A study was recently conducted by The National Academies of Sciences, Engineering and Medicine Committee on Science Engineering and Medicine (CWSEM) on the influence of sexual harassment in academia on the career advancement of women in the scientific, technical, and medical workforce.
The study revealed that more than half of women in academia have experienced some form of harassment. The most pervasive issue was the “perceived tolerance for sexual harassment in academia which is the most potent predictor of sexual harassment occurring in an organization.” In short, the organizational climate. An intolerant climate that includes support and protection for complainants and fair and timely investigations are key factors in developing a culture of understanding that sexual harassment is taken seriously and unacceptable under any circumstances. The foundation for a respectful workplace is employees understanding that their organization takes harassment seriously, then harassment is less likely to happen.
The study found the second most potent predictor of harassment is whether the men outnumber the women in an organization, especially in highly visible leadership roles. The preponderance of men in high level, influential roles is often seen in male-dominated technology and finance sectors.
The committee also made several recommendations including the creation of diverse, respectful and inclusive environments.
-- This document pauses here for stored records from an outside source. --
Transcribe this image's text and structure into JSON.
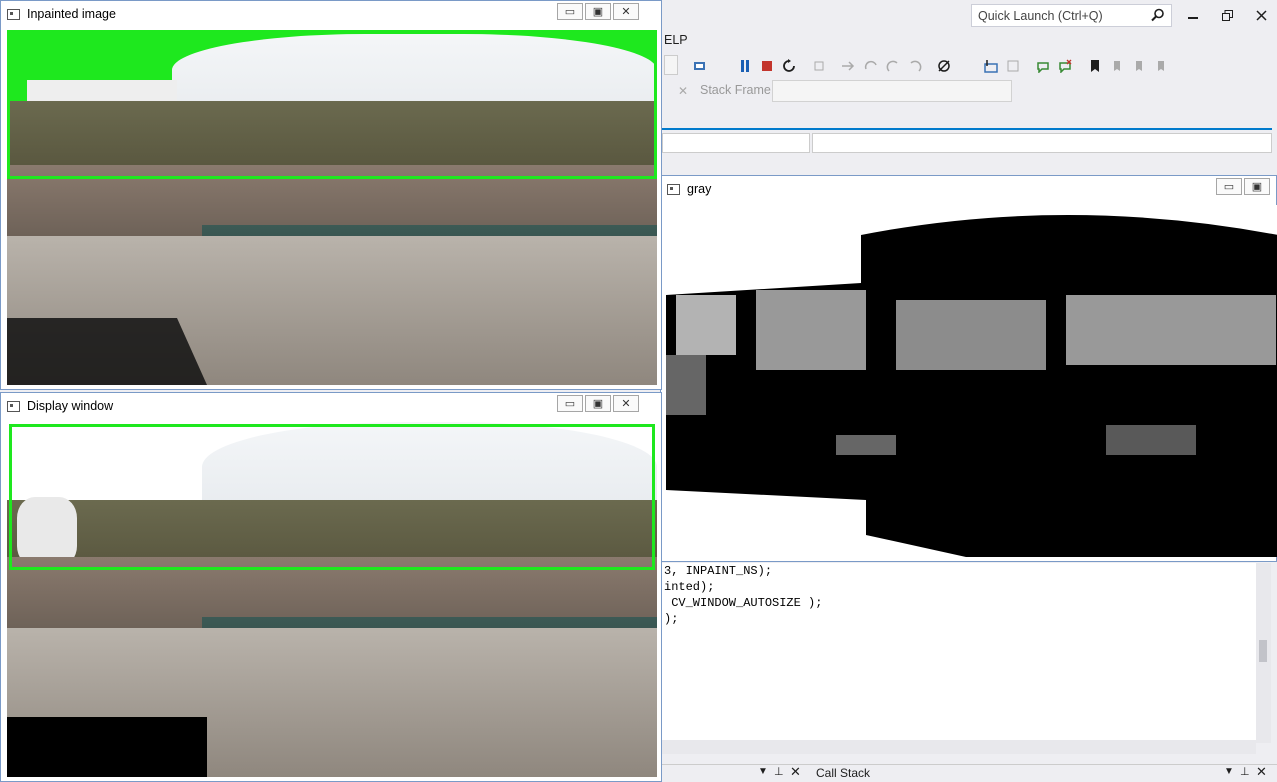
{
  "vs": {
    "quick_launch_placeholder": "Quick Launch (Ctrl+Q)",
    "menu_partial": "ELP",
    "stack_frame_label": "Stack Frame:",
    "code_lines": [
      "3, INPAINT_NS);",
      "inted);",
      " CV_WINDOW_AUTOSIZE );",
      ");"
    ],
    "bottom_tab": "Call Stack",
    "icons": [
      "search-icon",
      "minimize-icon",
      "restore-icon",
      "close-icon",
      "pause-icon",
      "stop-icon",
      "restart-icon"
    ]
  },
  "windows": {
    "inpainted": {
      "title": "Inpainted image"
    },
    "display": {
      "title": "Display window"
    },
    "gray": {
      "title": "gray"
    }
  },
  "colors": {
    "accent": "#007acc",
    "selection_box": "#1ee81e",
    "stop": "#c3352d",
    "pause": "#1a5fb4"
  }
}
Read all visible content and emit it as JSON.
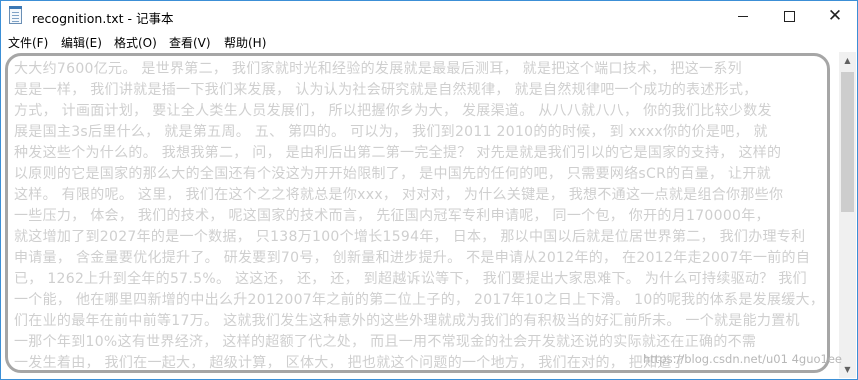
{
  "window": {
    "title": "recognition.txt - 记事本",
    "controls": {
      "minimize_icon": "minimize-icon",
      "maximize_icon": "maximize-icon",
      "close_icon": "close-icon",
      "close_glyph": "✕"
    }
  },
  "menubar": {
    "items": [
      {
        "label": "文件(F)"
      },
      {
        "label": "编辑(E)"
      },
      {
        "label": "格式(O)"
      },
      {
        "label": "查看(V)"
      },
      {
        "label": "帮助(H)"
      }
    ]
  },
  "editor": {
    "lines": [
      "大大约7600亿元。 是世界第二， 我们家就时光和经验的发展就是最最后测耳， 就是把这个端口技术， 把这一系列",
      "是是一样， 我们讲就是插一下我们来发展， 认为认为社会研究就是自然规律， 就是自然规律吧一个成功的表述形式，",
      "方式， 计画面计划， 要让全人类生人员发展们， 所以把握你乡为大， 发展渠道。 从八八就八八， 你的我们比较少数发",
      "展是国主3s后里什么， 就是第五周。 五、 第四的。 可以为， 我们到2011 2010的的时候， 到 xxxx你的价是吧， 就",
      "种发这些个为什么的。 我想我第二， 问， 是由利后出第二第一完全提？ 对先是就是我们引以的它是国家的支持， 这样的",
      "以原则的它是国家的那么大的全国还有个没这为开开始限制了， 是中国先的任何的吧， 只需要网络sCR的百量， 让开就",
      "这样。 有限的呢。 这里， 我们在这个之之将就总是你xxx， 对对对， 为什么关键是， 我想不通这一点就是组合你那些你",
      "一些压力， 体会， 我们的技术， 呢这国家的技术而言， 先征国内冠军专利申请呢， 同一个包， 你开的月170000年，",
      "就这增加了到2027年的是一个数据， 只138万100个增长1594年， 日本， 那以中国以后就是位居世界第二， 我们办理专利",
      "申请量， 含金量要优化提升了。 研发要到70号， 创新量和进步提升。 不是申请从2012年的， 在2012年走2007年一前的自",
      "已， 1262上升到全年的57.5%。 这这还， 还， 还， 到超越诉讼等下， 我们要提出大家思难下。 为什么可持续驱动？ 我们",
      "一个能， 他在哪里四新增的中出么升2012007年之前的第二位上子的， 2017年10之日上下滑。 10的呢我的体系是发展缓大， 这",
      "们在业的最年在前中前等17万。 这就我们发生这种意外的这些外理就成为我们的有积极当的好汇前所未。 一个就是能力置机",
      "一那个年到10%这有世界经济， 这样的超额了代之处， 而且一用不常现金的社会开发就还说的实际就还在正确的不需",
      "一发生着由， 我们在一起大， 超级计算， 区体大， 把也就这个问题的一个地方， 我们在对的， 把知道了"
    ]
  },
  "watermark": {
    "text": "https://blog.csdn.net/u01 4guo1ee"
  }
}
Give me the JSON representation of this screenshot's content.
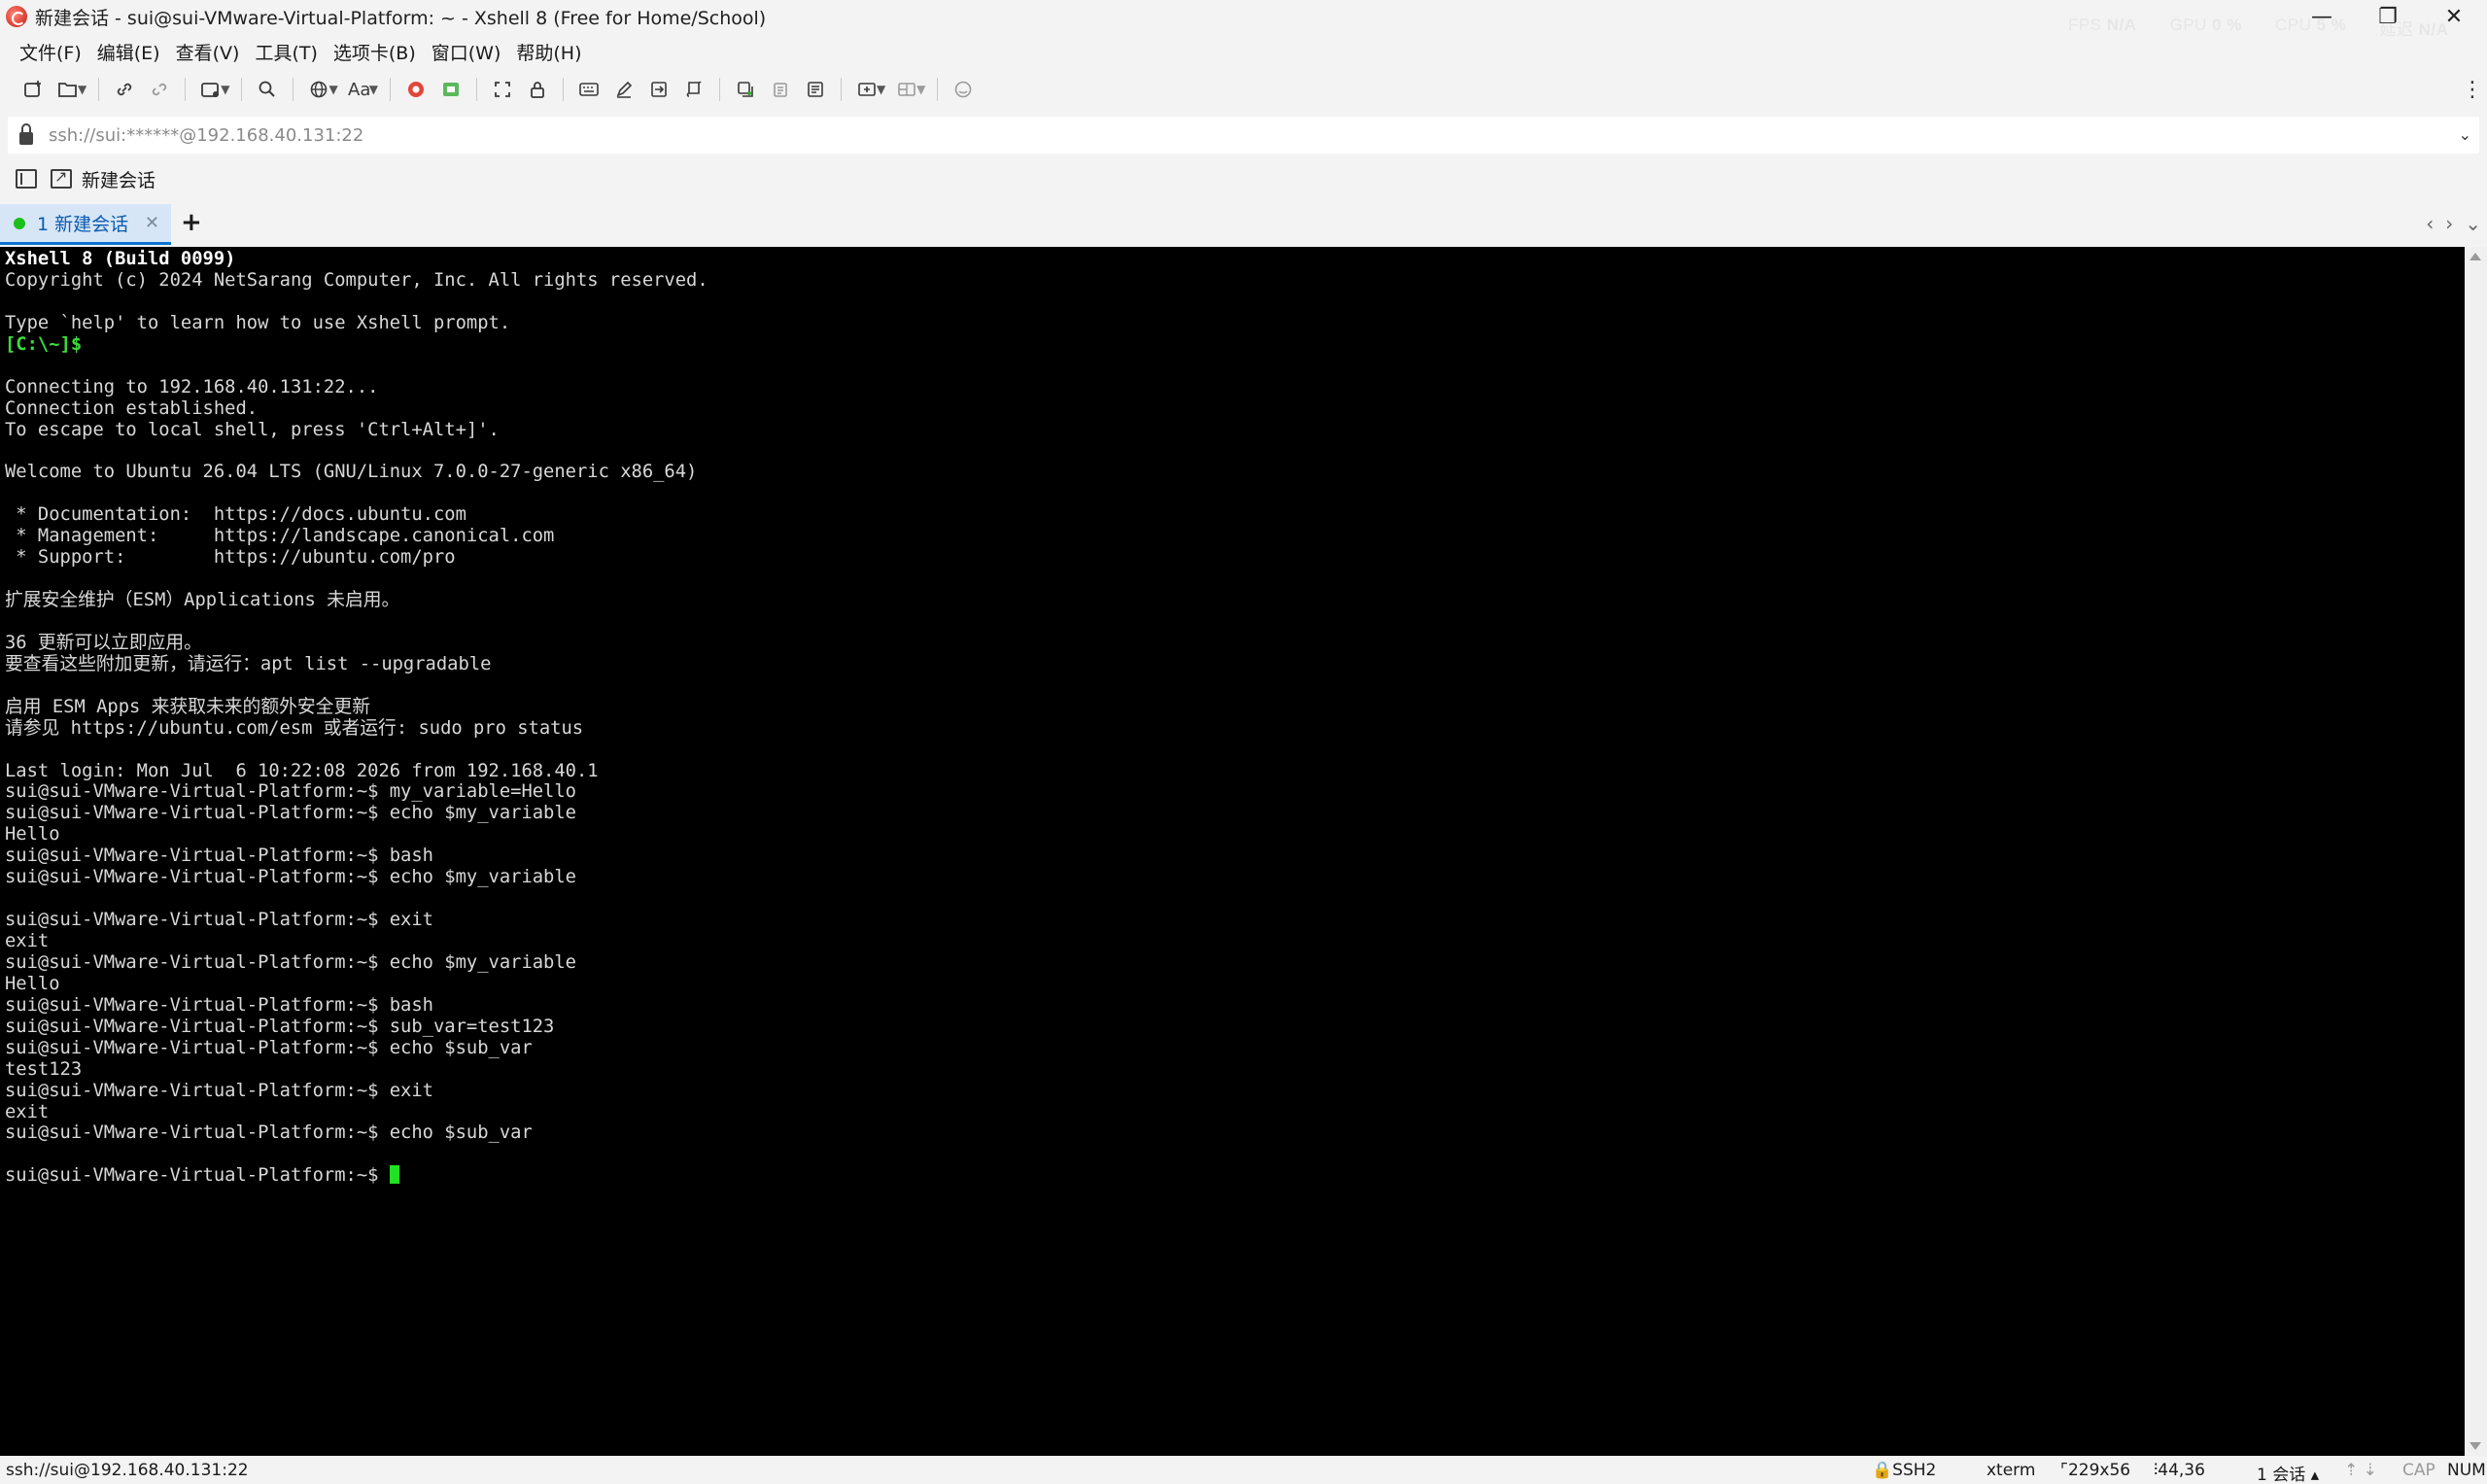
{
  "window": {
    "title": "新建会话 - sui@sui-VMware-Virtual-Platform: ~ - Xshell 8 (Free for Home/School)",
    "perf": [
      {
        "label": "FPS",
        "value": "N/A"
      },
      {
        "label": "GPU",
        "value": "0 %"
      },
      {
        "label": "CPU",
        "value": "5 %"
      },
      {
        "label": "延迟",
        "value": "N/A"
      }
    ],
    "controls": {
      "minimize": "—",
      "restore": "❐",
      "close": "✕"
    }
  },
  "menu": {
    "items": [
      "文件(F)",
      "编辑(E)",
      "查看(V)",
      "工具(T)",
      "选项卡(B)",
      "窗口(W)",
      "帮助(H)"
    ]
  },
  "toolbar": {
    "icons": [
      "new-session",
      "open",
      "reconnect",
      "disconnect",
      "new-window",
      "search",
      "globe",
      "font",
      "xftp",
      "xmanager",
      "fullscreen",
      "lock",
      "keyboard",
      "compose",
      "transfer",
      "script",
      "copy",
      "paste",
      "log",
      "add-layout",
      "layout",
      "chat"
    ],
    "font_label": "Aa",
    "more": "⋮"
  },
  "address": {
    "value": "ssh://sui:******@192.168.40.131:22",
    "caret": "⌄"
  },
  "session_bar": {
    "new_session_label": "新建会话"
  },
  "tabs": [
    {
      "label": "1 新建会话",
      "active": true,
      "status_color": "#1cc01c"
    }
  ],
  "tab_controls": {
    "add": "+",
    "prev": "‹",
    "next": "›",
    "list": "⌄"
  },
  "terminal": {
    "lines": [
      {
        "text": "Xshell 8 (Build 0099)",
        "style": "bold"
      },
      {
        "text": "Copyright (c) 2024 NetSarang Computer, Inc. All rights reserved.",
        "style": "normal"
      },
      {
        "text": "",
        "style": "normal"
      },
      {
        "text": "Type `help' to learn how to use Xshell prompt.",
        "style": "normal"
      },
      {
        "text": "[C:\\~]$",
        "style": "green"
      },
      {
        "text": "",
        "style": "normal"
      },
      {
        "text": "Connecting to 192.168.40.131:22...",
        "style": "normal"
      },
      {
        "text": "Connection established.",
        "style": "normal"
      },
      {
        "text": "To escape to local shell, press 'Ctrl+Alt+]'.",
        "style": "normal"
      },
      {
        "text": "",
        "style": "normal"
      },
      {
        "text": "Welcome to Ubuntu 26.04 LTS (GNU/Linux 7.0.0-27-generic x86_64)",
        "style": "normal"
      },
      {
        "text": "",
        "style": "normal"
      },
      {
        "text": " * Documentation:  https://docs.ubuntu.com",
        "style": "normal"
      },
      {
        "text": " * Management:     https://landscape.canonical.com",
        "style": "normal"
      },
      {
        "text": " * Support:        https://ubuntu.com/pro",
        "style": "normal"
      },
      {
        "text": "",
        "style": "normal"
      },
      {
        "text": "扩展安全维护（ESM）Applications 未启用。",
        "style": "normal"
      },
      {
        "text": "",
        "style": "normal"
      },
      {
        "text": "36 更新可以立即应用。",
        "style": "normal"
      },
      {
        "text": "要查看这些附加更新，请运行：apt list --upgradable",
        "style": "normal"
      },
      {
        "text": "",
        "style": "normal"
      },
      {
        "text": "启用 ESM Apps 来获取未来的额外安全更新",
        "style": "normal"
      },
      {
        "text": "请参见 https://ubuntu.com/esm 或者运行: sudo pro status",
        "style": "normal"
      },
      {
        "text": "",
        "style": "normal"
      },
      {
        "text": "Last login: Mon Jul  6 10:22:08 2026 from 192.168.40.1",
        "style": "normal"
      },
      {
        "text": "sui@sui-VMware-Virtual-Platform:~$ my_variable=Hello",
        "style": "normal"
      },
      {
        "text": "sui@sui-VMware-Virtual-Platform:~$ echo $my_variable",
        "style": "normal"
      },
      {
        "text": "Hello",
        "style": "normal"
      },
      {
        "text": "sui@sui-VMware-Virtual-Platform:~$ bash",
        "style": "normal"
      },
      {
        "text": "sui@sui-VMware-Virtual-Platform:~$ echo $my_variable",
        "style": "normal"
      },
      {
        "text": "",
        "style": "normal"
      },
      {
        "text": "sui@sui-VMware-Virtual-Platform:~$ exit",
        "style": "normal"
      },
      {
        "text": "exit",
        "style": "normal"
      },
      {
        "text": "sui@sui-VMware-Virtual-Platform:~$ echo $my_variable",
        "style": "normal"
      },
      {
        "text": "Hello",
        "style": "normal"
      },
      {
        "text": "sui@sui-VMware-Virtual-Platform:~$ bash",
        "style": "normal"
      },
      {
        "text": "sui@sui-VMware-Virtual-Platform:~$ sub_var=test123",
        "style": "normal"
      },
      {
        "text": "sui@sui-VMware-Virtual-Platform:~$ echo $sub_var",
        "style": "normal"
      },
      {
        "text": "test123",
        "style": "normal"
      },
      {
        "text": "sui@sui-VMware-Virtual-Platform:~$ exit",
        "style": "normal"
      },
      {
        "text": "exit",
        "style": "normal"
      },
      {
        "text": "sui@sui-VMware-Virtual-Platform:~$ echo $sub_var",
        "style": "normal"
      },
      {
        "text": "",
        "style": "normal"
      }
    ],
    "prompt": "sui@sui-VMware-Virtual-Platform:~$ ",
    "cursor_color": "#22e022",
    "background": "#000000"
  },
  "status": {
    "connection": "ssh://sui@192.168.40.131:22",
    "protocol": "SSH2",
    "term": "xterm",
    "size": "229x56",
    "cursor_pos": "44,36",
    "sessions": "1 会话",
    "cap": "CAP",
    "num": "NUM"
  }
}
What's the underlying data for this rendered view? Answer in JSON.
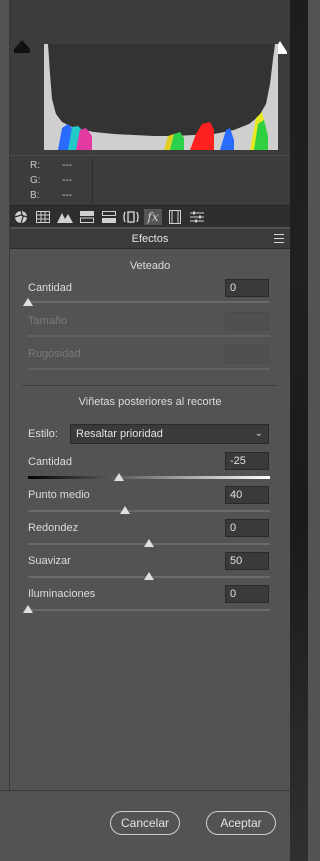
{
  "readout": {
    "r_label": "R:",
    "r_value": "---",
    "g_label": "G:",
    "g_value": "---",
    "b_label": "B:",
    "b_value": "---"
  },
  "toolbar": {
    "icons": [
      "aperture-icon",
      "grid-icon",
      "mountains-icon",
      "split-tone-icon",
      "lens-icon",
      "detail-icon",
      "fx-icon",
      "film-icon",
      "sliders-icon"
    ],
    "active": "fx-icon"
  },
  "section": {
    "title": "Efectos"
  },
  "grain": {
    "title": "Veteado",
    "amount": {
      "label": "Cantidad",
      "value": "0",
      "level": 0
    },
    "size": {
      "label": "Tamaño"
    },
    "roughness": {
      "label": "Rugosidad"
    }
  },
  "vignette": {
    "title": "Viñetas posteriores al recorte",
    "style_label": "Estilo:",
    "style_value": "Resaltar prioridad",
    "amount": {
      "label": "Cantidad",
      "value": "-25",
      "min": -100,
      "max": 100
    },
    "midpoint": {
      "label": "Punto medio",
      "value": "40",
      "min": 0,
      "max": 100
    },
    "roundness": {
      "label": "Redondez",
      "value": "0",
      "min": -100,
      "max": 100
    },
    "feather": {
      "label": "Suavizar",
      "value": "50",
      "min": 0,
      "max": 100
    },
    "highlights": {
      "label": "Iluminaciones",
      "value": "0",
      "min": 0,
      "max": 100
    }
  },
  "buttons": {
    "cancel": "Cancelar",
    "ok": "Aceptar"
  },
  "colors": {
    "panel_bg": "#535353",
    "histogram_bg": "#333333",
    "toolbar_bg": "#2e2e2e"
  }
}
The cornerstone of this recommendation is a commitment by leadership and training that is focused on changing behavior – not beliefs.